MEET DON BLANKENSHIP
My life, like most of yours, has had its ups and downs. My father and my mom each worked 80 to 90 hours per week, which taught me to be independent at a very early age.
As the saying goes, we were poor but didn’t know it. We had an outhouse that was nicer than the one most of our neighbors had. We always had shoes. My mom was a McCoy, although not directly related to those who feuded with the Hatfield’s in the hills of Kentucky where I was born.
My early years were occupied by baseball, pumping gasoline into coal miners’ cars at our family gas station, and watching Gunsmoke, Andy Griffith, Bonanza, Wagon Train, and Rawhide – that is, after we got our first television when I was seven years old. The town I lived in most of my first 18 years was Delorme, West Virginia, population of 400 at the time – now maybe 200.
My first six years of schooling was at Delorme grade school. It too had an outhouse, but the water system was better than at home. It had a hand pump, so you didn’t have to use a bucket to get the water out of the well. The three things I remember most were the pot belly coal stove, the fact that you could only use two perforations of toilet paper, that there were six of us in my grade, and 36 total in six grades. I also remember that all thirty-six of us would line up outside the school most mornings to sing “God Bless America” and say the “Pledge of Allegiance.” Later, when I went to middle school/high school in Matewan, West Virginia, there were 700 students and 119 in my class. I remember being scared that I would get lost changing classes, but I never did. I managed to graduate second in my class. Although I didn’t want to be, I was elected President of the student body — my first political experience. The school had steam radiator heat which was fueled by a coal furnace, drinking fountains, and indoor toilets.
Next, it was on to Marshall University. I was there when the football team was killed in the plane crash in 1970. This was my first experience with a horrific tragedy. Of course, the worst tragedy of my life was the day of the Massey mine explosion on April 5, 2010. I also have vivid memories of the day President Kennedy was shot, and of course of 9/11. Those were three heartbreaking days to be sure.
At Marshall I skipped more classes than I attended, but still managed to get a four year degree in three years. The first summer break I worked washing cars, and in later summers I worked in the coal mines to pay my tuition. I graduated in 1972 “without” honors, but took the CPA exam and passed all four parts the first time.
The following ten years I worked in the food industry with Keebler Company, then Flower’s Industry. I received each promotion that was available to me during those ten years. This meant that I had to move often, living in Chattanooga, Macon, Chicago, Denver, and in Thomasville, Georgia. In Denver, I met Mary and got married, and later had two children, Jennifer and John. Today I have three grandchildren, Marilynn, Emmalynn, and Arabella.
In 1982, I came to work for Massey Coal Company and was there until December 2010. Again, I received every promotion available to me during those years. I learned about, and struggled against, the ignorance and evilness of the United Mine Workers, much of the media, the “greeniacs,” and much of corporate America.
I retired in 2010 and have since spent much of my time managing my finances, enjoying my son’s racing, and spending time with my best friend, Meiling.
In short, my life has been a great one.
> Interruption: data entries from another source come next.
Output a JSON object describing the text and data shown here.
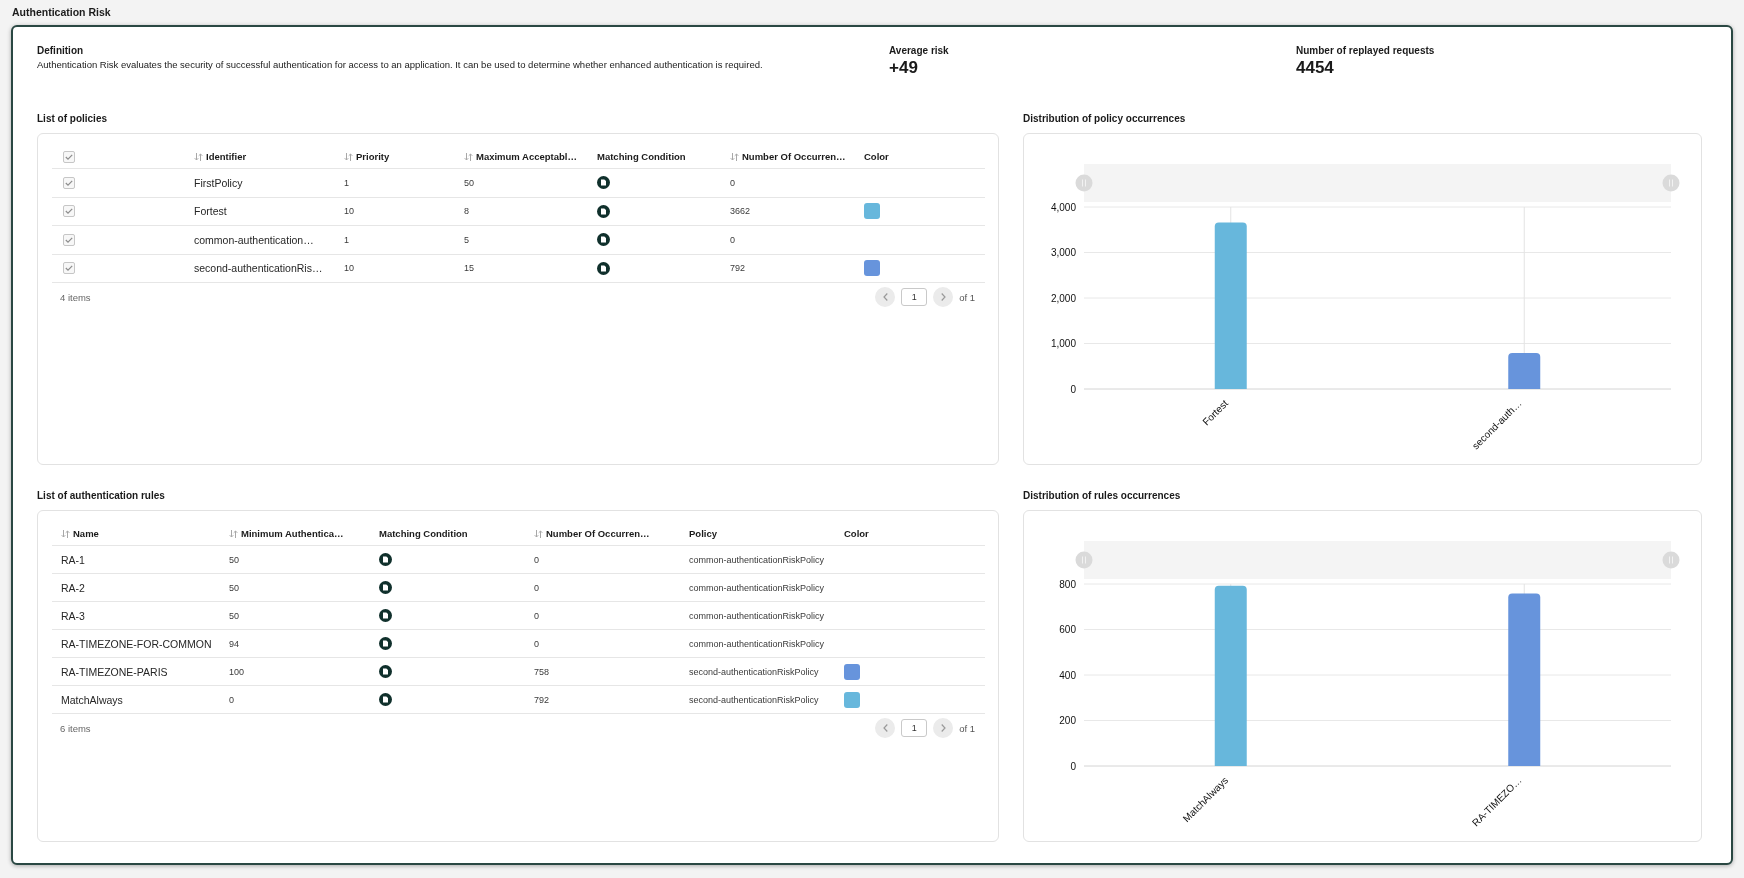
{
  "title": "Authentication Risk",
  "summary": {
    "definition": {
      "label": "Definition",
      "text": "Authentication Risk evaluates the security of successful authentication for access to an application. It can be used to determine whether enhanced authentication is required."
    },
    "stats": [
      {
        "label": "Average risk",
        "value": "+49"
      },
      {
        "label": "Number of replayed requests",
        "value": "4454"
      }
    ]
  },
  "policies": {
    "title": "List of policies",
    "select_all": {
      "checked": true
    },
    "columns": [
      {
        "label": "Identifier",
        "sortable": true
      },
      {
        "label": "Priority",
        "sortable": true
      },
      {
        "label": "Maximum Acceptabl…",
        "sortable": true
      },
      {
        "label": "Matching Condition",
        "sortable": false
      },
      {
        "label": "Number Of Occurren…",
        "sortable": true
      },
      {
        "label": "Color",
        "sortable": false
      }
    ],
    "rows": [
      {
        "checked": true,
        "identifier": "FirstPolicy",
        "priority": "1",
        "maximum": "50",
        "occurrences": "0"
      },
      {
        "checked": true,
        "identifier": "Fortest",
        "priority": "10",
        "maximum": "8",
        "occurrences": "3662",
        "color": "#67b7dc"
      },
      {
        "checked": true,
        "identifier": "common-authentication…",
        "priority": "1",
        "maximum": "5",
        "occurrences": "0"
      },
      {
        "checked": true,
        "identifier": "second-authenticationRis…",
        "priority": "10",
        "maximum": "15",
        "occurrences": "792",
        "color": "#6794dc"
      }
    ],
    "footer": {
      "count": "4 items",
      "page": "1",
      "total": "of 1"
    }
  },
  "policy_chart": {
    "title": "Distribution of policy occurrences",
    "chart_data": {
      "type": "bar",
      "categories": [
        "Fortest",
        "second-auth…"
      ],
      "series": [
        {
          "color": "#67b7dc",
          "values": [
            3662,
            null
          ]
        },
        {
          "color": "#6794dc",
          "values": [
            null,
            792
          ]
        }
      ],
      "stacked": true,
      "grid": true,
      "ylim": [
        0,
        4000
      ],
      "yticks": [
        {
          "value": 0,
          "label": "0"
        },
        {
          "value": 1000,
          "label": "1,000"
        },
        {
          "value": 2000,
          "label": "2,000"
        },
        {
          "value": 3000,
          "label": "3,000"
        },
        {
          "value": 4000,
          "label": "4,000"
        }
      ]
    }
  },
  "rules": {
    "title": "List of authentication rules",
    "columns": [
      {
        "label": "Name",
        "sortable": true
      },
      {
        "label": "Minimum Authentica…",
        "sortable": true
      },
      {
        "label": "Matching Condition",
        "sortable": false
      },
      {
        "label": "Number Of Occurren…",
        "sortable": true
      },
      {
        "label": "Policy",
        "sortable": false
      },
      {
        "label": "Color",
        "sortable": false
      }
    ],
    "rows": [
      {
        "name": "RA-1",
        "minimum": "50",
        "occurrences": "0",
        "policy": "common-authenticationRiskPolicy"
      },
      {
        "name": "RA-2",
        "minimum": "50",
        "occurrences": "0",
        "policy": "common-authenticationRiskPolicy"
      },
      {
        "name": "RA-3",
        "minimum": "50",
        "occurrences": "0",
        "policy": "common-authenticationRiskPolicy"
      },
      {
        "name": "RA-TIMEZONE-FOR-COMMON",
        "minimum": "94",
        "occurrences": "0",
        "policy": "common-authenticationRiskPolicy"
      },
      {
        "name": "RA-TIMEZONE-PARIS",
        "minimum": "100",
        "occurrences": "758",
        "policy": "second-authenticationRiskPolicy",
        "color": "#6794dc"
      },
      {
        "name": "MatchAlways",
        "minimum": "0",
        "occurrences": "792",
        "policy": "second-authenticationRiskPolicy",
        "color": "#67b7dc"
      }
    ],
    "footer": {
      "count": "6 items",
      "page": "1",
      "total": "of 1"
    }
  },
  "rules_chart": {
    "title": "Distribution of rules occurrences",
    "chart_data": {
      "type": "bar",
      "categories": [
        "MatchAlways",
        "RA-TIMEZO…"
      ],
      "series": [
        {
          "color": "#67b7dc",
          "values": [
            792,
            null
          ]
        },
        {
          "color": "#6794dc",
          "values": [
            null,
            758
          ]
        }
      ],
      "stacked": true,
      "grid": true,
      "ylim": [
        0,
        800
      ],
      "yticks": [
        {
          "value": 0,
          "label": "0"
        },
        {
          "value": 200,
          "label": "200"
        },
        {
          "value": 400,
          "label": "400"
        },
        {
          "value": 600,
          "label": "600"
        },
        {
          "value": 800,
          "label": "800"
        }
      ]
    }
  }
}
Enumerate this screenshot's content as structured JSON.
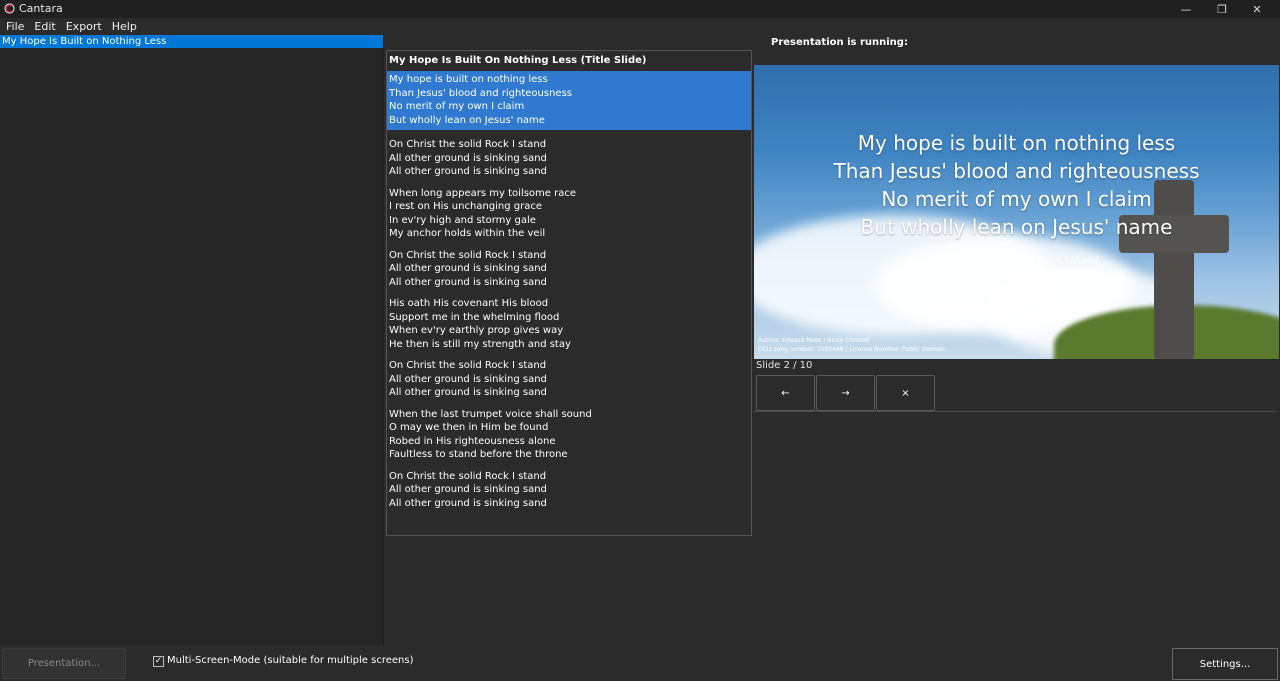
{
  "window": {
    "title": "Cantara",
    "icon": "cantara-app-icon",
    "controls": {
      "minimize": "—",
      "restore": "❐",
      "close": "✕"
    }
  },
  "menu": [
    {
      "label": "File"
    },
    {
      "label": "Edit"
    },
    {
      "label": "Export"
    },
    {
      "label": "Help"
    }
  ],
  "song_list": {
    "items": [
      {
        "label": "My Hope Is Built on Nothing Less",
        "selected": true
      }
    ]
  },
  "slides": {
    "title": "My Hope Is Built On Nothing Less (Title Slide)",
    "stanzas": [
      {
        "selected": true,
        "lines": [
          "My hope is built on nothing less",
          "Than Jesus' blood and righteousness",
          "No merit of my own I claim",
          "But wholly lean on Jesus' name"
        ]
      },
      {
        "selected": false,
        "lines": [
          "On Christ the solid Rock I stand",
          "All other ground is sinking sand",
          "All other ground is sinking sand"
        ]
      },
      {
        "selected": false,
        "lines": [
          "When long appears my toilsome race",
          "I rest on His unchanging grace",
          "In ev'ry high and stormy gale",
          "My anchor holds within the veil"
        ]
      },
      {
        "selected": false,
        "lines": [
          "On Christ the solid Rock I stand",
          "All other ground is sinking sand",
          "All other ground is sinking sand"
        ]
      },
      {
        "selected": false,
        "lines": [
          "His oath His covenant His blood",
          "Support me in the whelming flood",
          "When ev'ry earthly prop gives way",
          "He then is still my strength and stay"
        ]
      },
      {
        "selected": false,
        "lines": [
          "On Christ the solid Rock I stand",
          "All other ground is sinking sand",
          "All other ground is sinking sand"
        ]
      },
      {
        "selected": false,
        "lines": [
          "When the last trumpet voice shall sound",
          "O may we then in Him be found",
          "Robed in His righteousness alone",
          "Faultless to stand before the throne"
        ]
      },
      {
        "selected": false,
        "lines": [
          "On Christ the solid Rock I stand",
          "All other ground is sinking sand",
          "All other ground is sinking sand"
        ]
      }
    ]
  },
  "presentation": {
    "status": "Presentation is running:",
    "preview": {
      "main_lines": [
        "My hope is built on nothing less",
        "Than Jesus' blood and righteousness",
        "No merit of my own I claim",
        "But wholly lean on Jesus' name"
      ],
      "next_lines": [
        "On Christ the solid Rock I stand",
        "All other ground is sinking sand",
        "All other ground is sinking sand"
      ],
      "footer": [
        "Author: Edward Mote | Nicky Chiswell",
        "CCLI song number: 2585446 | License Number: Public Domain"
      ]
    },
    "slide_counter": "Slide 2 / 10",
    "controls": {
      "prev": "←",
      "next": "→",
      "close": "×"
    }
  },
  "bottom": {
    "presentation_button": "Presentation...",
    "multi_screen": {
      "label": "Multi-Screen-Mode (suitable for multiple screens)",
      "checked": true,
      "mark": "✓"
    },
    "settings_button": "Settings..."
  },
  "colors": {
    "accent": "#0078d7",
    "selection": "#2f7ad0",
    "background": "#2b2b2b",
    "titlebar": "#202020"
  }
}
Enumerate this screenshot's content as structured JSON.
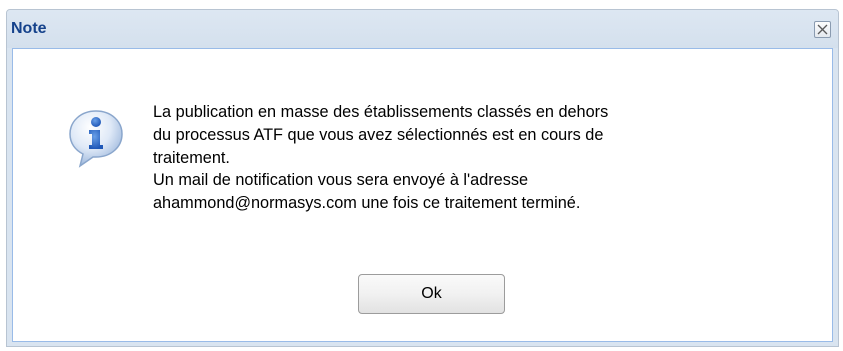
{
  "dialog": {
    "title": "Note",
    "close_icon": "close-icon",
    "info_icon": "info-icon",
    "message_lines": [
      "La publication en masse des établissements classés en dehors",
      "du processus ATF que vous avez sélectionnés est en cours de",
      "traitement.",
      "Un mail de notification vous sera envoyé à l'adresse",
      "ahammond@normasys.com une fois ce traitement terminé."
    ],
    "ok_label": "Ok"
  },
  "colors": {
    "title_text": "#15428b",
    "frame": "#d9e4f0",
    "panel_border": "#99bbe8"
  }
}
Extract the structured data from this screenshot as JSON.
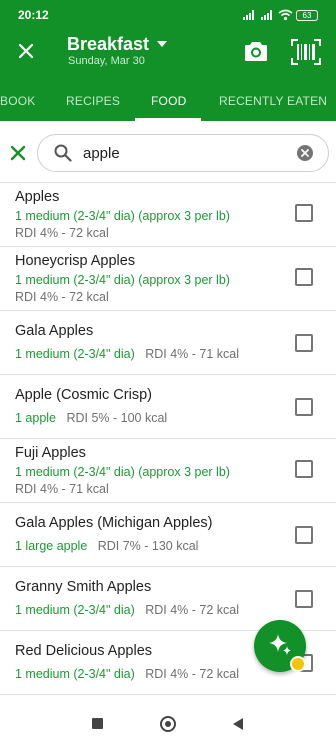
{
  "status_bar": {
    "time": "20:12",
    "battery": "63"
  },
  "header": {
    "title": "Breakfast",
    "date": "Sunday, Mar 30"
  },
  "tabs": [
    {
      "label": "BOOK"
    },
    {
      "label": "RECIPES"
    },
    {
      "label": "FOOD",
      "active": true
    },
    {
      "label": "RECENTLY EATEN"
    }
  ],
  "search": {
    "value": "apple"
  },
  "results": [
    {
      "name": "Apples",
      "serving": "1 medium (2-3/4\" dia) (approx 3 per lb)",
      "nutrition": "RDI 4% - 72 kcal"
    },
    {
      "name": "Honeycrisp Apples",
      "serving": "1 medium  (2-3/4\" dia) (approx 3 per lb)",
      "nutrition": "RDI 4% - 72 kcal"
    },
    {
      "name": "Gala Apples",
      "serving": "1 medium  (2-3/4\" dia)",
      "nutrition": "RDI 4% - 71 kcal"
    },
    {
      "name": "Apple (Cosmic Crisp)",
      "serving": "1 apple",
      "nutrition": "RDI 5% - 100 kcal"
    },
    {
      "name": "Fuji Apples",
      "serving": "1 medium  (2-3/4\" dia) (approx 3 per lb)",
      "nutrition": "RDI 4% - 71 kcal"
    },
    {
      "name": "Gala Apples (Michigan Apples)",
      "serving": "1 large apple",
      "nutrition": "RDI 7% - 130 kcal"
    },
    {
      "name": "Granny Smith Apples",
      "serving": "1 medium  (2-3/4\" dia)",
      "nutrition": "RDI 4% - 72 kcal"
    },
    {
      "name": "Red Delicious Apples",
      "serving": "1 medium  (2-3/4\" dia)",
      "nutrition": "RDI 4% - 72 kcal"
    }
  ],
  "colors": {
    "brand_green": "#119128",
    "serving_green": "#1b9a35",
    "badge_yellow": "#f2c500"
  }
}
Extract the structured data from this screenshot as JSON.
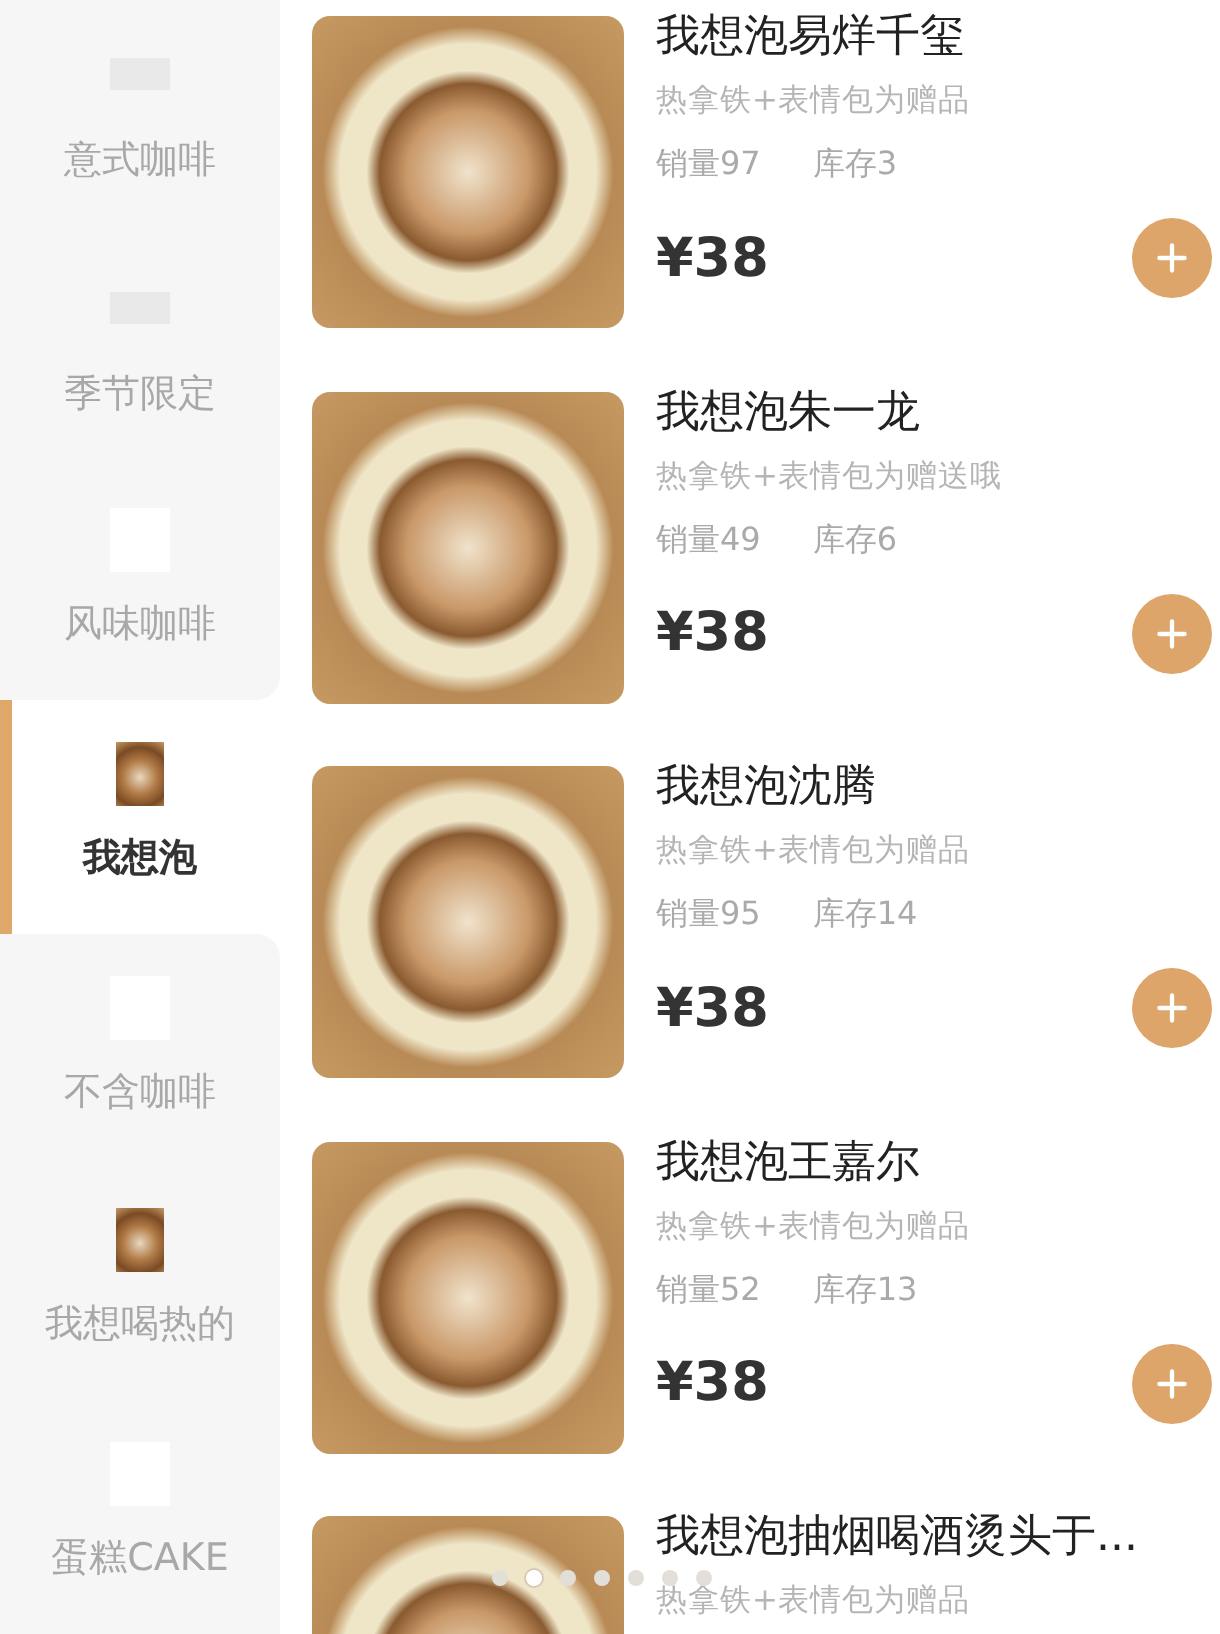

I experienced the cold chill of an Appalachian outhouse in January winters, but I have also dined at the dinner tables of some of the richest and most powerful people in the world, including at the White House private dining table. Hopefully I can communicate to you my wide range of life experiences and what they have taught me, and in doing so, I can make a small contribution to saving our Country.
As you reflect on what I write, remember that even Robert Kennedy Jr., said that I am an honest man. You should also know that I hold not only the liberals of the media, the union, and the environmental movement responsible for the plight of our country, but also those who call themselves conservatives who oversee corporate America. Many of these corporate executives too often place the pledge they sign each quarter to comply with Sarbanes-Oxley above their much more important “Pledge of Allegiance” to the United States of America and to that for which it stands.
Since the initial development of this website, I was indicted by now former US Attorney Booth Goodwin in the southern district of West Virginia and charged with conspiring to willfully violate mine safety laws, falsifying Security and Exchange Commission filings and issuing a false press release. The charges carried a maximum sentence of 30 years in prison.
After a trial that lasted 27 days, the jury then deliberated for two weeks before reaching a verdict. I was found not guilty of all felonies, and guilty of a misdemeanor charge of conspiracy with no intent to defraud the United States.
The trial Judge Irene Berger sentenced me to the full maximum: one year in prison, a $250,000 fine, and one-year probation.
I served my sentence at Taft Federal Correctional Institution in California.
Thank you for visiting this website.